Write the listing out again word for word. Pictures do not belong in the copy.

★ ★ ★

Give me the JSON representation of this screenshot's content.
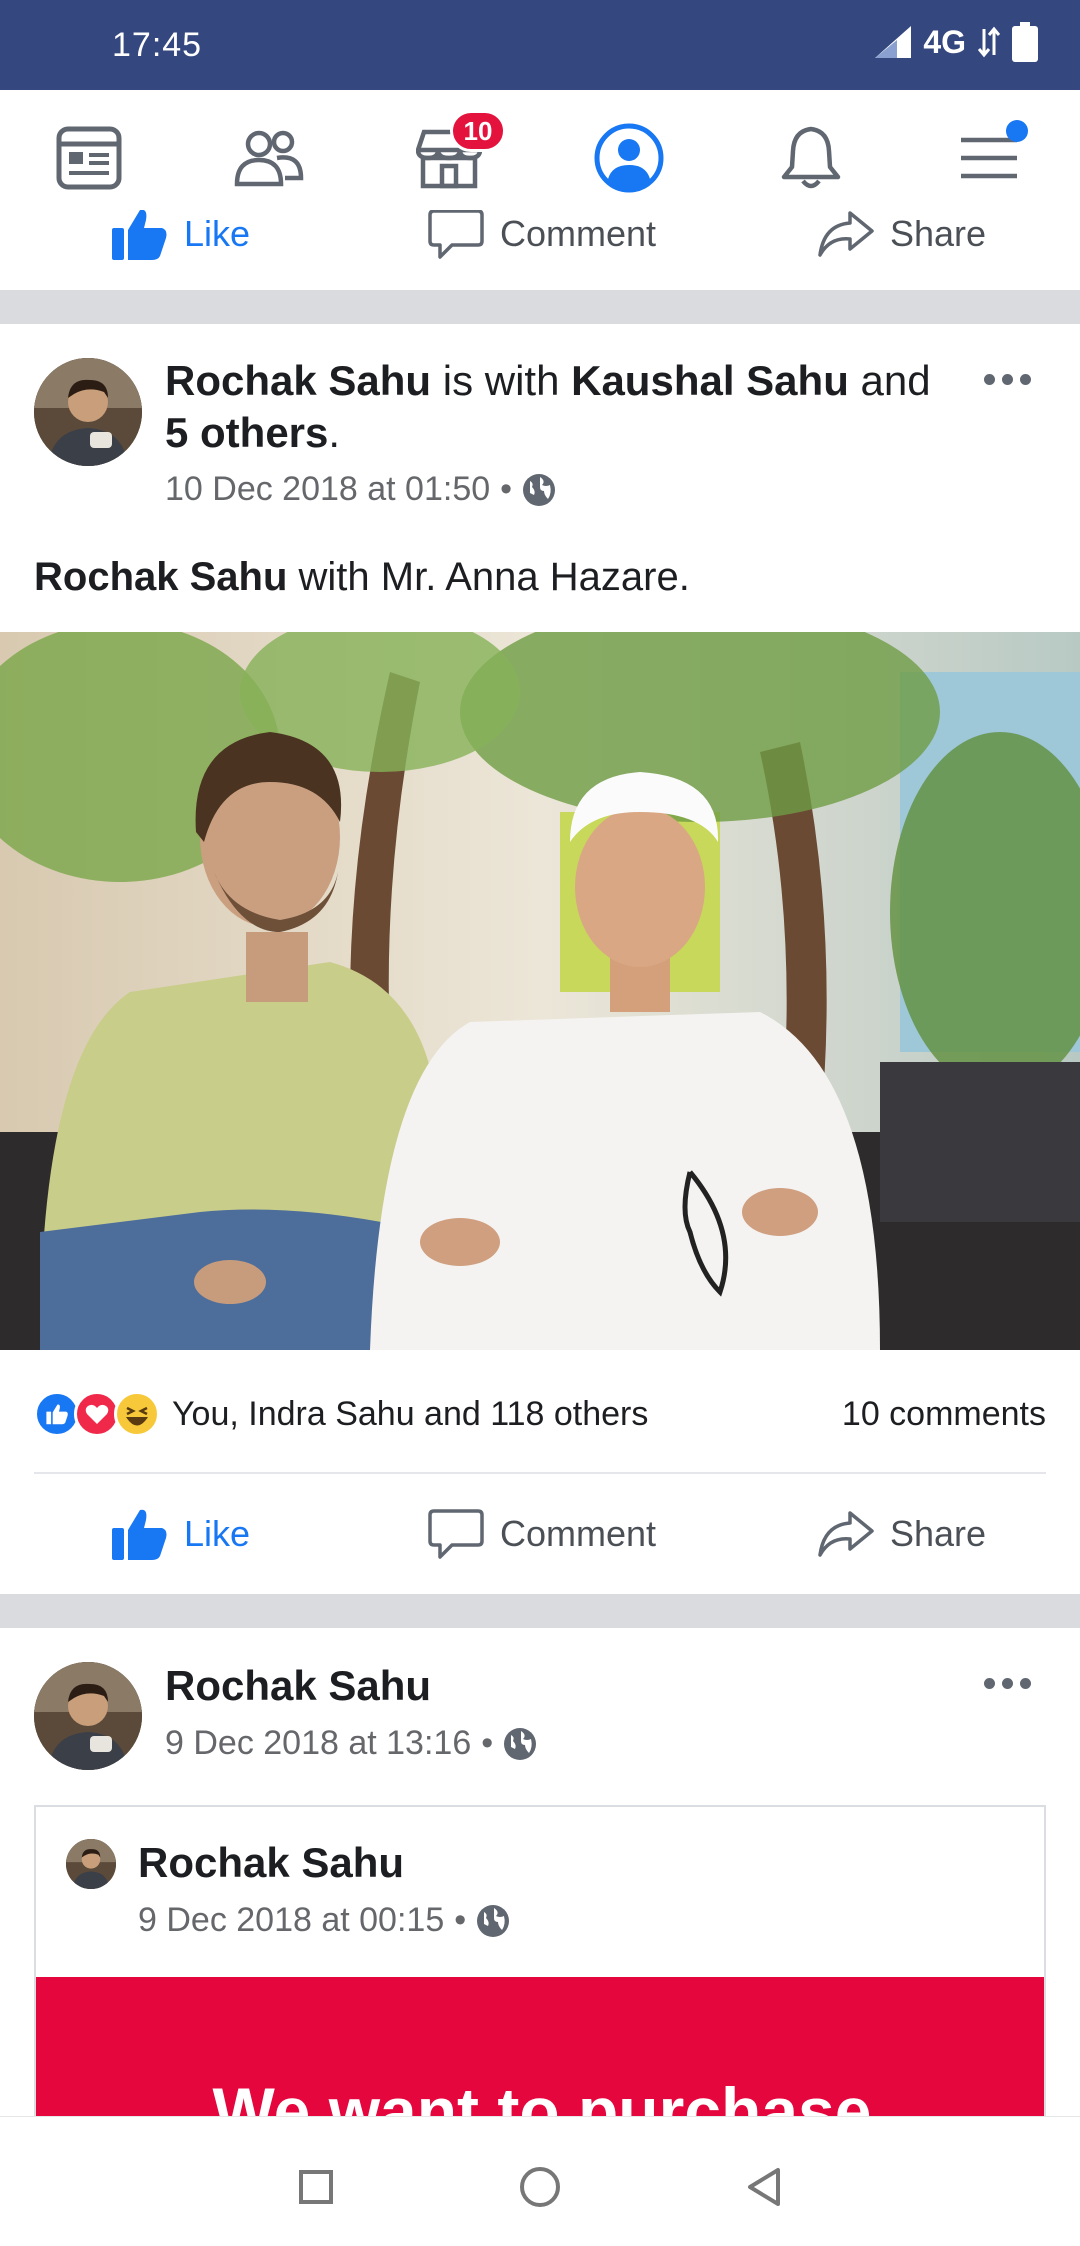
{
  "status_bar": {
    "time": "17:45",
    "network": "4G"
  },
  "nav": {
    "marketplace_badge": "10",
    "items": [
      "news-feed",
      "friends",
      "marketplace",
      "profile",
      "notifications",
      "menu"
    ]
  },
  "partial_actions": {
    "like": "Like",
    "comment": "Comment",
    "share": "Share"
  },
  "post1": {
    "author": "Rochak Sahu",
    "with_text": " is with ",
    "tagged": "Kaushal Sahu",
    "and_text": " and",
    "others": "5 others",
    "period": ".",
    "timestamp": "10 Dec 2018 at 01:50",
    "dot": "•",
    "text_author": "Rochak Sahu",
    "text_rest": " with Mr. Anna Hazare.",
    "reactions_text": "You, Indra Sahu and 118 others",
    "comments_count": "10 comments",
    "actions": {
      "like": "Like",
      "comment": "Comment",
      "share": "Share"
    }
  },
  "post2": {
    "author": "Rochak Sahu",
    "timestamp": "9 Dec 2018 at 13:16",
    "dot": "•",
    "shared": {
      "author": "Rochak Sahu",
      "timestamp": "9 Dec 2018 at 00:15",
      "dot": "•",
      "banner_text": "We want to purchase"
    }
  },
  "colors": {
    "accent": "#1877f2",
    "status_bar": "#34477e",
    "badge": "#e4133d",
    "banner": "#e4063d"
  }
}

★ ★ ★

**RESPONSE TO THE EXERCISE**
Give me the JSON representation of this screenshot's content.
{
  "status_bar": {
    "time": "17:45",
    "network": "4G"
  },
  "nav": {
    "marketplace_badge": "10",
    "items": [
      "news-feed",
      "friends",
      "marketplace",
      "profile",
      "notifications",
      "menu"
    ]
  },
  "partial_actions": {
    "like": "Like",
    "comment": "Comment",
    "share": "Share"
  },
  "post1": {
    "author": "Rochak Sahu",
    "with_text": " is with ",
    "tagged": "Kaushal Sahu",
    "and_text": " and",
    "others": "5 others",
    "period": ".",
    "timestamp": "10 Dec 2018 at 01:50",
    "dot": "•",
    "text_author": "Rochak Sahu",
    "text_rest": " with Mr. Anna Hazare.",
    "reactions_text": "You, Indra Sahu and 118 others",
    "comments_count": "10 comments",
    "actions": {
      "like": "Like",
      "comment": "Comment",
      "share": "Share"
    }
  },
  "post2": {
    "author": "Rochak Sahu",
    "timestamp": "9 Dec 2018 at 13:16",
    "dot": "•",
    "shared": {
      "author": "Rochak Sahu",
      "timestamp": "9 Dec 2018 at 00:15",
      "dot": "•",
      "banner_text": "We want to purchase"
    }
  },
  "colors": {
    "accent": "#1877f2",
    "status_bar": "#34477e",
    "badge": "#e4133d",
    "banner": "#e4063d"
  }
}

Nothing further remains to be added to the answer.